He had not used prescription or over the counter medications in recent months.

“He worked as a disc jockey and was an avid weight-lifter,” shows the report.

Importantly though the two doctors who observed him say every day he had been taking a body building herbal diet supplement for the past one year.

Dr Edna Kamau a physician and lecturer at the University of Nairobi and Dr Eric Mugambi, a clinician, report their experience with Mr DJ in the East African Medical Journal.

A physical examination of the liver showed further signs of jaundice. Further tests including from a biopsy showed signs of hepatitis but with no conclusive cause.

“Our patient was at risk of developing acute liver failure,” explain the duo.  Acute liver failure is loss of its function and can be life threatening.

After more extensive examinations the doctors suspected the herbal supplement as the cause of their patient’s liver problem and advised its withdrawal.

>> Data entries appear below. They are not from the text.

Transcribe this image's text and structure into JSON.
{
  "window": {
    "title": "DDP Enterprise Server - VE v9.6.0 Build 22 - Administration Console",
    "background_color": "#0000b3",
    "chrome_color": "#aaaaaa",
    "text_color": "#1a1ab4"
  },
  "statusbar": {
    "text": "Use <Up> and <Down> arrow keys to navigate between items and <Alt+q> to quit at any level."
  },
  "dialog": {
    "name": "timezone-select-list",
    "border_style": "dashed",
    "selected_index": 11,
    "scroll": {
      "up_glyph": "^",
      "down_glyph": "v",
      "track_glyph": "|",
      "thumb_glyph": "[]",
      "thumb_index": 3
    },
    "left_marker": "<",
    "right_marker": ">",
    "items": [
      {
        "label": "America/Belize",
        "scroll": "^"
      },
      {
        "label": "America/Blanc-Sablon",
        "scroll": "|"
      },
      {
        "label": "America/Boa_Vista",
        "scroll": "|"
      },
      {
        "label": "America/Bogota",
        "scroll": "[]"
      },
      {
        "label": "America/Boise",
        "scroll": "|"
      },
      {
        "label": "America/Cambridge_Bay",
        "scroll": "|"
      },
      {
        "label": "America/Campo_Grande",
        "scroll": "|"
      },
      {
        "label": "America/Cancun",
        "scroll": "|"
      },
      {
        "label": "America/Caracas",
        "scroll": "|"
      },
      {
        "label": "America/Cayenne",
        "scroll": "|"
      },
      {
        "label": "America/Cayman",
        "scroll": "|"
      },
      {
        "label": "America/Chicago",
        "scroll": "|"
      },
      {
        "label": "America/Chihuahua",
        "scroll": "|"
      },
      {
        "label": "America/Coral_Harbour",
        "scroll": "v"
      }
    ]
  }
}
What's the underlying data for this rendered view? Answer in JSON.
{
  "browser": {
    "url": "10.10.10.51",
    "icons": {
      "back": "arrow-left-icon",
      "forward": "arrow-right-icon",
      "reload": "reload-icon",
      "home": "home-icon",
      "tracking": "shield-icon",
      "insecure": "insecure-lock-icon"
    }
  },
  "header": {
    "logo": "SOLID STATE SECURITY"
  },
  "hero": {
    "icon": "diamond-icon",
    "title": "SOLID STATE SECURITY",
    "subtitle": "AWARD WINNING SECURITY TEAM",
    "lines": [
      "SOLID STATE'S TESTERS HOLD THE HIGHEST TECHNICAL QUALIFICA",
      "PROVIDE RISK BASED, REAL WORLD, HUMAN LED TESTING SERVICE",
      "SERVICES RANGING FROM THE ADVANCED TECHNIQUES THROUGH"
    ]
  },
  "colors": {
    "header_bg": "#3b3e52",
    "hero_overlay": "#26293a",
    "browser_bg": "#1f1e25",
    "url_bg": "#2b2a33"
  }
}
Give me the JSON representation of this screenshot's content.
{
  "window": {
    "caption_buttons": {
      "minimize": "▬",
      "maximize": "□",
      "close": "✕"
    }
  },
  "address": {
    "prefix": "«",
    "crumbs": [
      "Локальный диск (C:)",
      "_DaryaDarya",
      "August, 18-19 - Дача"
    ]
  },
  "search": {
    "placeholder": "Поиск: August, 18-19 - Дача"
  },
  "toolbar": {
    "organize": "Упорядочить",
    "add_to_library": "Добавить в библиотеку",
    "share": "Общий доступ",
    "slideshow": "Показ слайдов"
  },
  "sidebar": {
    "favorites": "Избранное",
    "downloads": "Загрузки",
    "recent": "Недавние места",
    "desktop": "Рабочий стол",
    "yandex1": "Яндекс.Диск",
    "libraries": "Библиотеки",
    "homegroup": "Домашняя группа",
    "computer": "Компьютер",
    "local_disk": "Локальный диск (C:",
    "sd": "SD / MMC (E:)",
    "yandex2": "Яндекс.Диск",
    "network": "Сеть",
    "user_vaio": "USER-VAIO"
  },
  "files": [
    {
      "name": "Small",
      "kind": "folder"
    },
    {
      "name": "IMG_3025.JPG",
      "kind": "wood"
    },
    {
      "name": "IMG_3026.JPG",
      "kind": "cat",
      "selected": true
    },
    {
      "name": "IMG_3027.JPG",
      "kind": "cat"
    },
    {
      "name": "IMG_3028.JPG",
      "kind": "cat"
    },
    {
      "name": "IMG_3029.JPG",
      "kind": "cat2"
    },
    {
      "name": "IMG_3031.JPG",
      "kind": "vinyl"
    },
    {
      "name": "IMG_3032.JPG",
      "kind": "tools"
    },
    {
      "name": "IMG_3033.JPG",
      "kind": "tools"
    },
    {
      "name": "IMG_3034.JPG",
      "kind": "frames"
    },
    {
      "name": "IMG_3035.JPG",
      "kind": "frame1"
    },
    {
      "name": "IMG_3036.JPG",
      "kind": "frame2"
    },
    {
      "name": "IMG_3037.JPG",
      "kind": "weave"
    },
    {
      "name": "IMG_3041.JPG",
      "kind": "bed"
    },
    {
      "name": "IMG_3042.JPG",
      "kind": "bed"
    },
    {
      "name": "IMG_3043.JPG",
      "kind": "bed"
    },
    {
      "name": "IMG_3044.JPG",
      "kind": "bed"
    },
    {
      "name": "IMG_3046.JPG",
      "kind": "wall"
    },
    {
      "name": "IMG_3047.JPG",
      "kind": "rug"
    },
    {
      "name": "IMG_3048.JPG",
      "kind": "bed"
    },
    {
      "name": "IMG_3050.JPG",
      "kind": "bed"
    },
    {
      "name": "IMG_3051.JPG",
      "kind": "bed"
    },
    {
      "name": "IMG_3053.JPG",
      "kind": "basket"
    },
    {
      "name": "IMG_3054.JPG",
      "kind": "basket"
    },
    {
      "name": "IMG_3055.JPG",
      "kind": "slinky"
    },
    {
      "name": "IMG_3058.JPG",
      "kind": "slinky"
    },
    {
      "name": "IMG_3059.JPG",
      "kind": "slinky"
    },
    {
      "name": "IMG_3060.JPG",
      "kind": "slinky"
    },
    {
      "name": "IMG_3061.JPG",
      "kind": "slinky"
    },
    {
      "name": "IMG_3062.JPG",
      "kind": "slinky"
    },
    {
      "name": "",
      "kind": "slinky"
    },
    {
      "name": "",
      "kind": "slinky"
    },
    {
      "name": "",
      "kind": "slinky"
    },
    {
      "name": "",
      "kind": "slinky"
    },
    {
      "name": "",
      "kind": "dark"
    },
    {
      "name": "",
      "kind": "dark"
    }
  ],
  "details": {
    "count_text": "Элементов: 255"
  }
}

“After the withdrawal the patient experienced rapid and complete recovery,” says the study.

Six months later, without any herbal supplement, the DJ shows no symptoms of liver disease and the organ has returned to normal function.

Unregulated herbal dietary supplements, the doctors say are becoming a major health concern to local clinicians.

“There are numerous reports of liver injury from bodybuilding products, some shown or suspected to contain anabolic steroids.”

Anabolic steroids are compounds which are increasingly being used for muscle building but sometimes with serious side effects.

The report says locally the problem is compounded by the presence of many types of food dietary supplements whose contents cannot be verified for safety.

“This case adds to the growing evidence of liver injury due to herbal dietary supplements.”  But given the current lax regulatory nature of the market the doctors advise enthusiasts of herbal dietary supplements to be cautions.

A three phase study on the safety of nutrition supplements and herbal products marketed in Kenya completed in Auguts showd most to be highly contaminated.

The  studies by the Kenya Medical Research Institute showed most of the products to be contaminated with life threatening toxins.

In a joint effort to address the problem the Pharmacy and Poisons Board and Kenya Bureau of Standards now require all such products be inspected for safety at the country of origin.

Statting from September, this year it is a requirement that all imported supplementary health products including foods, cosmetics, herbs and other borderline products meet stringent quality standards.

Such products are now required to carry an official mark of safety indicating they meet local standards.

Any goods entering into the country without a certificate of compliance, the board says will be confiscated and disposed.

The rise of the wellness supplements market in Kenya, medical experts say is being driven by the increasing health consciousness among the people.

Facebook Comments
Share Button

Leave a Reply

Your email address will not be published.